Republican Tucson City Councilman Steve Kozachik, sworn in on Dec. 7, 2009, is jumping party lines to help Democrat Ron Barber's campaign in the special election. 

Greg Bryan/Arizona Daily Star

Republican Tucson City Councilman Steve Kozachik is jumping party lines to help Democrat Ron Barber in his special election campaign.

And Kozachik is once again proposing all candidates — Republicans and Democrats alike — step aside and let Barber complete the term of Rep. Gabrielle Giffords, who resigned last month to focus on her recovery from being shot in the head in an assassination attempt on Jan. 8, 2011.

But it doesn’t look like his idea has much of a chance of gaining traction. All five Republican candidates have confirmed they'll stay in the race. The field includes Frank Antenori, Jesse Kelly, Dave Sitton, John Lervold and Martha McSally.

Letting Barber run totally unopposed would prevent voters from getting to know who Barber is and where he stands on issues, said Sam Stone, spokesman for McSally.

“He could essentially sit at home for the next couples of months and nobody would have any idea,” Stone said. “The voters need to know who they are sending and where he stands.”

At a critical time for the nation, voters deserve to be able to choose who can best be their voice in Washington D.C., said Sitton in an emailed statement.

"I won't stand down now, nor will I stand down when fighting for our community's values in Washington," Sitton said.

Lervold said there's "no chance" he's stepping down.

"If the "anointed" person is, in fact, the best person for the job and the person the constituents want, they will vote for him," Lervold said in an email.

Barber ended weeks of speculation by announcing Thursday that he'll run in the special election. Kozachik said Barber called him Friday morning to thank him for proposing his idea earlier this year then asked him if he would join his campaign’s steering committee. Kozachik agreed to help in any way he can.

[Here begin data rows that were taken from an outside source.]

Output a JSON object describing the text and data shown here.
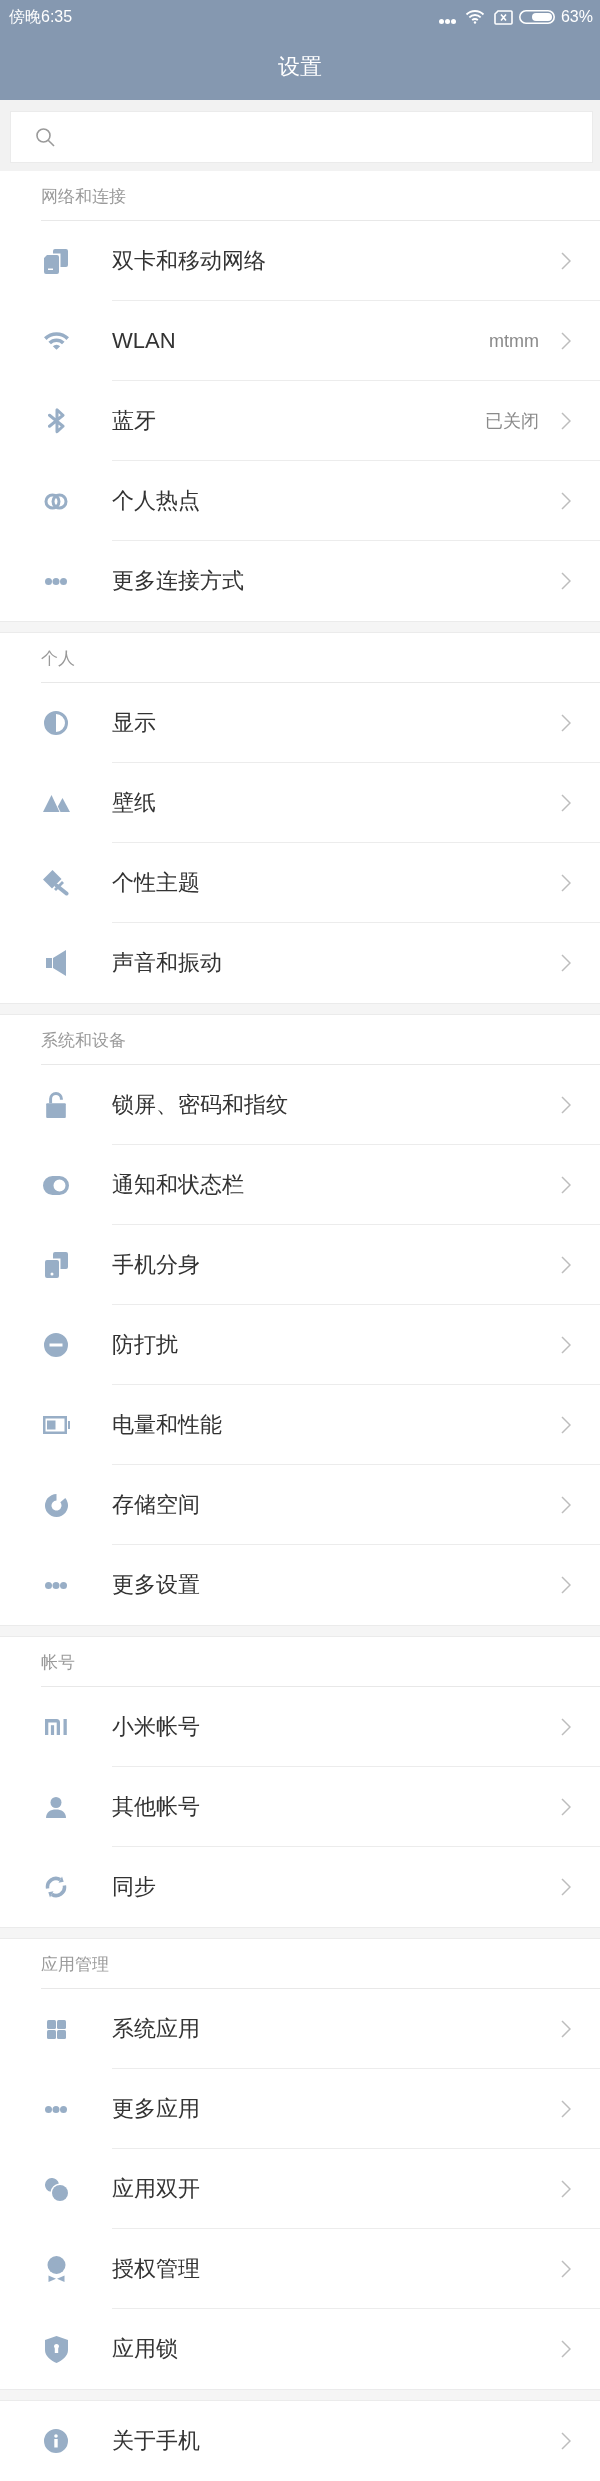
{
  "status_bar": {
    "time": "傍晚6:35",
    "battery": "63%"
  },
  "title": "设置",
  "sections": [
    {
      "title": "网络和连接",
      "items": [
        {
          "label": "双卡和移动网络"
        },
        {
          "label": "WLAN",
          "value": "mtmm"
        },
        {
          "label": "蓝牙",
          "value": "已关闭"
        },
        {
          "label": "个人热点"
        },
        {
          "label": "更多连接方式"
        }
      ]
    },
    {
      "title": "个人",
      "items": [
        {
          "label": "显示"
        },
        {
          "label": "壁纸"
        },
        {
          "label": "个性主题"
        },
        {
          "label": "声音和振动"
        }
      ]
    },
    {
      "title": "系统和设备",
      "items": [
        {
          "label": "锁屏、密码和指纹"
        },
        {
          "label": "通知和状态栏"
        },
        {
          "label": "手机分身"
        },
        {
          "label": "防打扰"
        },
        {
          "label": "电量和性能"
        },
        {
          "label": "存储空间"
        },
        {
          "label": "更多设置"
        }
      ]
    },
    {
      "title": "帐号",
      "items": [
        {
          "label": "小米帐号"
        },
        {
          "label": "其他帐号"
        },
        {
          "label": "同步"
        }
      ]
    },
    {
      "title": "应用管理",
      "items": [
        {
          "label": "系统应用"
        },
        {
          "label": "更多应用"
        },
        {
          "label": "应用双开"
        },
        {
          "label": "授权管理"
        },
        {
          "label": "应用锁"
        }
      ]
    },
    {
      "items": [
        {
          "label": "关于手机"
        }
      ]
    }
  ]
}
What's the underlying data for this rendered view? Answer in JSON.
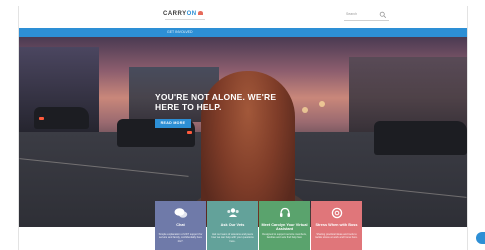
{
  "header": {
    "logo_main": "CARRY",
    "logo_accent": "ON",
    "search_placeholder": "Search"
  },
  "nav": {
    "items": [
      "GET INVOLVED"
    ]
  },
  "hero": {
    "headline_line1": "YOU'RE NOT ALONE. WE'RE",
    "headline_line2": "HERE TO HELP.",
    "button_label": "READ MORE"
  },
  "cards": [
    {
      "title": "Chat",
      "desc": "Simple explanation of 24/7 support for service and family, confidentially here 24/7.",
      "color": "#6f7aa9",
      "icon": "chat-bubbles-icon"
    },
    {
      "title": "Ask Our Vets",
      "desc": "Ask our team of veterans and peers how we can help with your questions here.",
      "color": "#63a29a",
      "icon": "people-icon"
    },
    {
      "title": "Meet Carolyn Your Virtual Assistant",
      "desc": "Designed to support service members, families and vets find help fast.",
      "color": "#5aa36d",
      "icon": "headset-icon"
    },
    {
      "title": "Stress When with Boss",
      "desc": "Sharing practical ideas and tools to tackle stress at work and home here.",
      "color": "#e0767a",
      "icon": "lifebuoy-icon"
    }
  ],
  "colors": {
    "brand_blue": "#2d8fd5",
    "logo_accent": "#2b8fd6"
  }
}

Kozachik said the principal behind the proposal to allow Barber to run unopposed is logical. By letting Barber win the special election and complete the term, the five Republican candidates who have announced intentions to run in the special election can focus on battling it out in the August primary for the November general election in the new Congressional District 2.

Giffords’ staff has been handling constituent issues in her absence and the community should honor their hard work by letting Barber finish the term, he said. 

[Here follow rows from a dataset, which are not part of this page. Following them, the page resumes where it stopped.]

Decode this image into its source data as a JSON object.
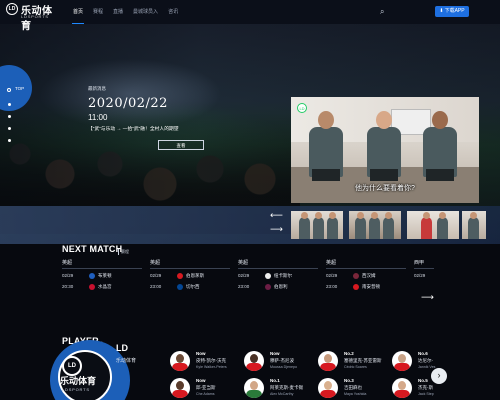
{
  "brand": {
    "badge": "LD",
    "name_cn": "乐动体育",
    "name_en": "LDSPORTS"
  },
  "nav": {
    "items": [
      {
        "label": "首页",
        "active": true
      },
      {
        "label": "赛程",
        "active": false
      },
      {
        "label": "直播",
        "active": false
      },
      {
        "label": "曼城球员入",
        "active": false
      },
      {
        "label": "咨讯",
        "active": false
      }
    ],
    "search_icon": "search-icon",
    "download_label": "下载APP",
    "download_icon": "download-icon"
  },
  "side_nav": {
    "top_label": "TOP",
    "dot_count": 4
  },
  "hero": {
    "news_label": "最新消息",
    "date": "2020/02/22",
    "time": "11:00",
    "headline": "【“武”与乐动 → 一拾“武”融！全村人的期望",
    "button_label": "查看"
  },
  "video": {
    "logo_label": "LD",
    "subtitle": "他为什么要看着你?"
  },
  "carousel": {
    "prev_arrow": "⟵",
    "next_arrow": "⟶"
  },
  "next_match": {
    "title": "NEXT MATCH",
    "tag": "赛程",
    "matches": [
      {
        "league": "英超",
        "date": "02/29",
        "time": "20:30",
        "home": "布莱顿",
        "away": "水晶宫",
        "home_color": "#1f5fbf",
        "away_color": "#c8102e"
      },
      {
        "league": "英超",
        "date": "02/29",
        "time": "23:00",
        "home": "伯恩茅斯",
        "away": "切尔西",
        "home_color": "#d71920",
        "away_color": "#034694"
      },
      {
        "league": "英超",
        "date": "02/29",
        "time": "23:00",
        "home": "纽卡斯尔",
        "away": "伯恩利",
        "home_color": "#eeeeee",
        "away_color": "#6c1d45"
      },
      {
        "league": "英超",
        "date": "02/29",
        "time": "23:00",
        "home": "西汉姆",
        "away": "南安普顿",
        "home_color": "#7a263a",
        "away_color": "#d71920"
      },
      {
        "league": "西甲",
        "date": "02/29",
        "time": "",
        "home": "",
        "away": "",
        "home_color": "#ffffff",
        "away_color": "#ffffff"
      }
    ],
    "more_arrow": "⟶"
  },
  "player_section": {
    "title": "PLAYER",
    "tag": "球员",
    "brand_title": "LD",
    "brand_sub": "乐动体育",
    "players": [
      {
        "no": "Now",
        "name": "皮特-凯尔-沃克",
        "en": "Kyle Walker-Peters",
        "role": "后卫",
        "shirt": "#d71920",
        "skin": "#6b4a36"
      },
      {
        "no": "Now",
        "name": "穆萨-杰尼波",
        "en": "Moussa Djenepo",
        "role": "前卫",
        "shirt": "#d71920",
        "skin": "#4a3226"
      },
      {
        "no": "No.2",
        "name": "塞德里克-苏亚雷斯",
        "en": "Cédric Soares",
        "role": "后卫",
        "shirt": "#d71920",
        "skin": "#c79a7c"
      },
      {
        "no": "No.6",
        "name": "达尼尔-",
        "en": "Jannik Ves",
        "role": "",
        "shirt": "#d71920",
        "skin": "#c8a286"
      },
      {
        "no": "Now",
        "name": "邱-亚当斯",
        "en": "Che Adams",
        "role": "前锋",
        "shirt": "#d71920",
        "skin": "#5a3c2c"
      },
      {
        "no": "No.1",
        "name": "阿莱克斯-麦卡锡",
        "en": "Alex McCarthy",
        "role": "门将",
        "shirt": "#2a7a3a",
        "skin": "#d2a788"
      },
      {
        "no": "No.3",
        "name": "吉田麻也",
        "en": "Maya Yoshida",
        "role": "后卫",
        "shirt": "#d71920",
        "skin": "#d9b08e"
      },
      {
        "no": "No.5",
        "name": "杰克-斯",
        "en": "Jack Step",
        "role": "",
        "shirt": "#d71920",
        "skin": "#d5a98a"
      }
    ],
    "next_arrow": "›"
  }
}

“If these guys really cared about the constituents they are about to serve they ought to recognize what I’m suggesting makes intuitive sense,” Kozachik said. “People are trying to win this seat and run on some phony incumbency idea in a district that is not even going to exist at the end of the year.”

Kozachik has already begun to receive blowback from fellow Republicans but said he doesn’t care. Besides, he’s a moderate and aligns on many issues with Giffords, he said.

“I don’t think I’ll feel like a fish out of water at all,” he said about helping out during the Democratic campaign.

Asked if his proposal still makes sense considering that Barber has not ruled out running in the new district in the general election, Kozachik said his understanding from talking to Barber is that he plans to only run in the special election.

Contact reporter Brady McCombs at 573-4213 or